George Wardlaw's exciting introduction to senior football has surprised no one at North Melbourne, interim senior coach Brett Ratten says.
The No.4 pick in last year's AFL draft, Wardlaw has averaged 15 disposals across his first three games and has won the second-most clearances by a debutant after three games since 1999, earning praise from commentators including Melbourne champion Garry Lyon.
"He hasn't surprised us," Ratten said at Wednesday's press conference at Arden St.
"He doesn't need anybody to get the footy to him. He's the one that goes out and gets it.
"What George does really well is he gets a man. So if he doesn't win the ball, he's a very good tackler as well."
While fellow 2022 draftee Harry Sheezel made an instant impact with a Round 1 debut, Wardlaw had to wait until Round 10 to earn his Shinboner number against the Swans.
"We had to be very careful with George in the early part of the year," Ratten said.
"His body wasn't ready to play. We had to make sure he could get some continuity in his performance.
"He's still learning. There's aspects of his game he's still working really hard at. We need to round him off to become the player he wants to be, but he's taking some really good steps into his introduction to AFL footy.
"I think he feels he belongs here (at North Melbourne) and he's waited for this opportunity."
Ratten has taken the reins for the past three games after senior coach Alastair Clarkson stepped down to prioritise his mental health, guiding the Roos to the brink of victory against Sydney in Round 10 and against Essendon last weekend.
While welcoming the improved performances, Ratten said the club's challenge is to convert the form into results, starting against the GWS Giants in Hobart on Sunday.
"The reality is we've been competitive and we like the performances [we've seen in recent weeks], but we haven't won, and that's what we're striving for." Ratten said.
"We like the way we're trending but we'd like the four points as well.
The Roos' growing confidence is the direct result of the work begun under Clarkson, Ratten said.
"What we've seen is some of the work we've done when Al was here actually starting to transfer over," Ratten said.

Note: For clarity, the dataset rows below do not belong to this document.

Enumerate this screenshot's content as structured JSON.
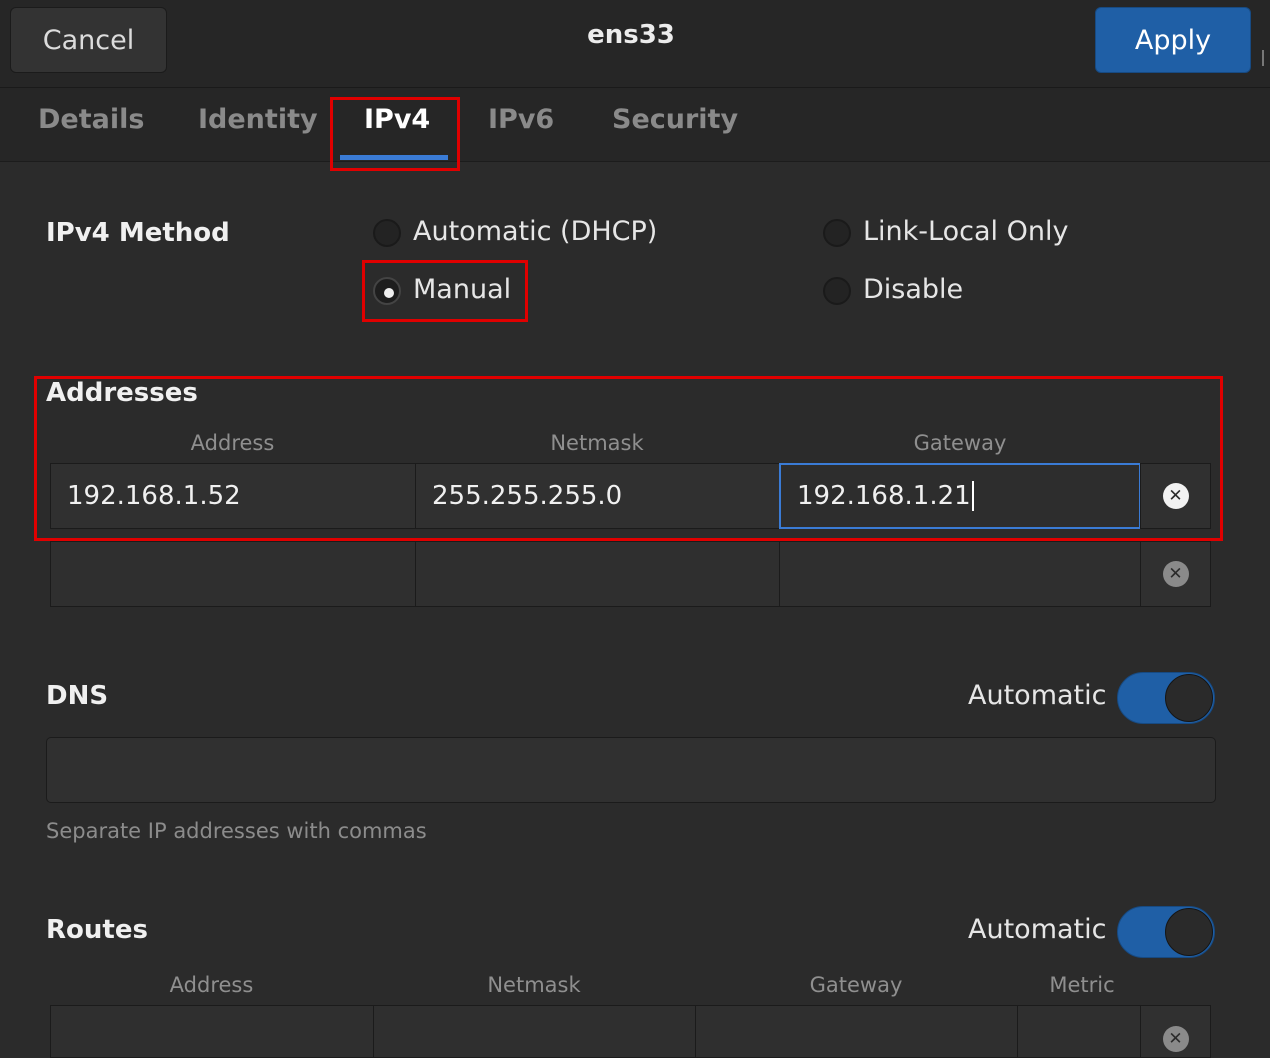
{
  "header": {
    "cancel_label": "Cancel",
    "title": "ens33",
    "apply_label": "Apply"
  },
  "tabs": [
    {
      "label": "Details",
      "active": false
    },
    {
      "label": "Identity",
      "active": false
    },
    {
      "label": "IPv4",
      "active": true
    },
    {
      "label": "IPv6",
      "active": false
    },
    {
      "label": "Security",
      "active": false
    }
  ],
  "ipv4_method": {
    "label": "IPv4 Method",
    "options": [
      {
        "label": "Automatic (DHCP)",
        "selected": false
      },
      {
        "label": "Link-Local Only",
        "selected": false
      },
      {
        "label": "Manual",
        "selected": true
      },
      {
        "label": "Disable",
        "selected": false
      }
    ]
  },
  "addresses": {
    "title": "Addresses",
    "columns": [
      "Address",
      "Netmask",
      "Gateway"
    ],
    "rows": [
      {
        "address": "192.168.1.52",
        "netmask": "255.255.255.0",
        "gateway": "192.168.1.21"
      },
      {
        "address": "",
        "netmask": "",
        "gateway": ""
      }
    ]
  },
  "dns": {
    "title": "DNS",
    "automatic_label": "Automatic",
    "automatic_on": true,
    "value": "",
    "hint": "Separate IP addresses with commas"
  },
  "routes": {
    "title": "Routes",
    "automatic_label": "Automatic",
    "automatic_on": true,
    "columns": [
      "Address",
      "Netmask",
      "Gateway",
      "Metric"
    ]
  },
  "colors": {
    "accent": "#3a7bd5",
    "apply_button": "#1f5fa6",
    "highlight_box": "#e00000",
    "background": "#2b2b2b"
  }
}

"Sometimes you work on things and they take a week, they take a month, sometimes they take a year.
"If Al was here, this would be the same. We're getting the benefits of it now."